TAMPA, Fla. — Happy Monday Tampa Bay!
Masks after the pandemic? 😷
The nation's top infectious disease expert said Sunday he predicts face masks may become seasonal when respiratory illnesses are more prevalent.
In an interview with NBC's "Meet the Press," White House chief medical adviser Dr. Anthony Fauci said he thinks people have gotten used to wearing face coverings.
"We’ve had practically a non-existent flu season this year merely because people were doing the kinds of public health things that were directed predominately against Covid-19,” Fauci said.
Current guidance from the Center for Disease Control and Prevention says fully vaccinated people can exercise and hold small gatherings outdoors without a mask. Although, the agency still recommends fully vaccinated individuals wear a mask when in crowded areas.
Checking in on your student
While many students went back to school earlier in 2021, some have been learning remotely for more than a year now.
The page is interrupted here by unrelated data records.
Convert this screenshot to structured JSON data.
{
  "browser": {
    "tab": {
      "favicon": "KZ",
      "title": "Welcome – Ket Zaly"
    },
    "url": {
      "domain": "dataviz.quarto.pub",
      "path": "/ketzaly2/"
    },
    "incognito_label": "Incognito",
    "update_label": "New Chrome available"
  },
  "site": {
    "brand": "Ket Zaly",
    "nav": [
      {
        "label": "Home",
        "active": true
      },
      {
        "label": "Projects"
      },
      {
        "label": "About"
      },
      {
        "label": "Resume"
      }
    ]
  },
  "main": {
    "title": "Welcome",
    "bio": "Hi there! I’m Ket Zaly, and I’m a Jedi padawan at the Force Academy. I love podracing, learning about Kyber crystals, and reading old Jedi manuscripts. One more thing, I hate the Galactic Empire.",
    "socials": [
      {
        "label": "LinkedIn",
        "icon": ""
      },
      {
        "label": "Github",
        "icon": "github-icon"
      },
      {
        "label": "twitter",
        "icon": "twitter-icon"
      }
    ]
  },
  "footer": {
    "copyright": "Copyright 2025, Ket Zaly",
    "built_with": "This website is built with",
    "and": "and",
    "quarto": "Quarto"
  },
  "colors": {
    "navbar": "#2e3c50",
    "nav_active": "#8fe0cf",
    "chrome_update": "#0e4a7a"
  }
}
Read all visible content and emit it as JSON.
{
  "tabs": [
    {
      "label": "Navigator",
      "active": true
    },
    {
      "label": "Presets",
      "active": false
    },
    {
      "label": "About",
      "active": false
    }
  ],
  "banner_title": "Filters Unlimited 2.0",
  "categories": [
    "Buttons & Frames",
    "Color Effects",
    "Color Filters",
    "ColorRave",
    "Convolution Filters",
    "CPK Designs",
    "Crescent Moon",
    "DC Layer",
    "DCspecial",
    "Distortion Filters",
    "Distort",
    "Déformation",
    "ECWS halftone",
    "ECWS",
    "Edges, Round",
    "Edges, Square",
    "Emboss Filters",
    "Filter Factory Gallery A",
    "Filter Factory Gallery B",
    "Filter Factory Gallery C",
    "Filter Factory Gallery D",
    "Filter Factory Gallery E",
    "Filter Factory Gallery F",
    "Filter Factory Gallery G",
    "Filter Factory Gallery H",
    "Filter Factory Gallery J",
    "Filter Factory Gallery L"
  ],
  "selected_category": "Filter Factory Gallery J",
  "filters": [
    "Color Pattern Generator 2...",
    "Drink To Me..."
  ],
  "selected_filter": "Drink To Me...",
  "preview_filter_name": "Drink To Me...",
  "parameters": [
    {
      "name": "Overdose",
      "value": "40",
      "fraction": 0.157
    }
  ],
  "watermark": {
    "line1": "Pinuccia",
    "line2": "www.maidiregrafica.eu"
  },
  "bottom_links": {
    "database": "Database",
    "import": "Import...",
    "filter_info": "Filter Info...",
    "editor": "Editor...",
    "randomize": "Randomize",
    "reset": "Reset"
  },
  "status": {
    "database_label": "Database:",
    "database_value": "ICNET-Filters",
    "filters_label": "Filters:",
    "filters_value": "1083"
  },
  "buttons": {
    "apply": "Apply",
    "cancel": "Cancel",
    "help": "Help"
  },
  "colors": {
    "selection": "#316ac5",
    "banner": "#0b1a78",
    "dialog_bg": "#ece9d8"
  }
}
With most counties here in the Tampa Bay area heading back into the classroom this fall, now may be the last time parents have to really watch how their children learn. 📚
Since the pandemic began, the nonprofit Children and Adults with Attention-Deficit Hyperactivity Disorder has seen a 62-percent increase in calls to their helpline regarding ADHD.
ADHD, or Attention Deficit Hyperactivity Disorder, is defined as a disorder marked by an ongoing pattern of inattention and/or hyperactivity-impulsivity that interferes with functioning or development by the National Institute of Mental Health.
If you think your student may be one of the nine percent of children in the U.S. affected by ADHD, here are some things you should look for according to the National Institute of Mental Health.
Masks, Zoom and more
May is Asian American and Pacific Islander Heritage Month, an important time to recognize the history and achievements of Asian Americans, Native Hawaiians, and Pacific Islanders.
This past year has been tough for the Asian community, with a rise in violent crimes and harassment against Asians attributed to COVID-19. Harmful rhetoric blamed Asians for bringing the virus to the United States and spreading it, but inventions and innovations from the Asian community have helped people through the pandemic as they've donned masks, loaded up on cleaning supplies and started working and learning from home.
Here are some of the AAPI inventions and contributions that have helped us through the COVID-19 pandemic.